Log in

No account? Create an account
22 August 2005 @ 12:10 am
Help, I'm a prisoner of Chinese fortune cookie philosophy!  
Went out for Chinese with my folks tonight (King Yen, a restaurant that's been in the neighborhood for ages). Food was good of course. We had some fun with the fortune cookies, though.

Mine was "You are incredibly clever. Others often come to you for advice." I showed it to my folks, proudly exclaiming "I are smart!"

My mom's was "You will take a chance on something in the near future." She followed up with "You have been warned."

My dad's was "Isolating yourself from others will not prevent you from being hurt." I said, "Yeah, because nobody will be around to say, 'Hey, look out for that tree!'"

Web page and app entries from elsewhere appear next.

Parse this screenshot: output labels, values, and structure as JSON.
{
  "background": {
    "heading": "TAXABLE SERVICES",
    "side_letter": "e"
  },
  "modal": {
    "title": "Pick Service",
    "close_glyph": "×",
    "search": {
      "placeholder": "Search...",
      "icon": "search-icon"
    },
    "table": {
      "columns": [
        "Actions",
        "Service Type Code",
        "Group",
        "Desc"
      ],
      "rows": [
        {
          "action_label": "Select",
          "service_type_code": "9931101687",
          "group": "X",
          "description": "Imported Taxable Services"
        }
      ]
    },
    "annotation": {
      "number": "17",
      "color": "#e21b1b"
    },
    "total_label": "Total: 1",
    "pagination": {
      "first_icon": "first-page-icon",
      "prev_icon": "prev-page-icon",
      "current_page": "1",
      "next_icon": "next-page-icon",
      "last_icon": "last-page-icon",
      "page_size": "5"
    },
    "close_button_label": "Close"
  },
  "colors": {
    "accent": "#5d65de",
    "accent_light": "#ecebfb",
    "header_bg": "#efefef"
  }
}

There was a fourth cookie. The fortune there was "Happiness is wanting what you have, not having what you want." My response was "But...if you want what you have, but you have it...then...don't you have what...ARGH! My head!" My dad said that he was disturbed by the fact that he almost understood it. My mom said he was becoming enlightened. He said, "Yeah, because the light will be on all night while I'm scratching my head. Because I need to see to scratch my head."

And so, to bed.
Current Mood: sillysilly
(Deleted comment)
gwalla: lon chaneygwalla on August 23rd, 2005 12:53 am (UTC)
Zombie fortune cookie!
The Watcher: All Seeing Eyerimspace on August 22nd, 2005 09:19 am (UTC)
Happiness is wanting what you have, not having what you want.
Actually, that's not that hard to follow without creating circular reasoning issues if you allow for different definitions of want. It's pretty much a rewording of the Second Noble Truth of Buddha: that the cause of suffering and misery is desire. If you do not desire other things - if you only want what you have - Buddha claims you will be happy, however if you desire other things then you will become unhappy.
Derakonderakon on August 22nd, 2005 03:48 pm (UTC)
I personally find that oftentimes, the pleasure I get out of imagining what I could do with a new toy is greater than the pleasure I get from the toy itself. I blame this on the easy nature of daydreams - that is, everything effortlessly works out perfectly every time. Reality is rather different.

This isn't to say that I don't enjoy the things I have; they get heavily used to. But it's fun to imagine what things I could do with new toys, even if I never actually get them.
Tygerstormteller on August 22nd, 2005 08:45 pm (UTC)
Cookie fortunes are weird. Some border on being koans, but probably result from a bad grasp of English on the writers' parts.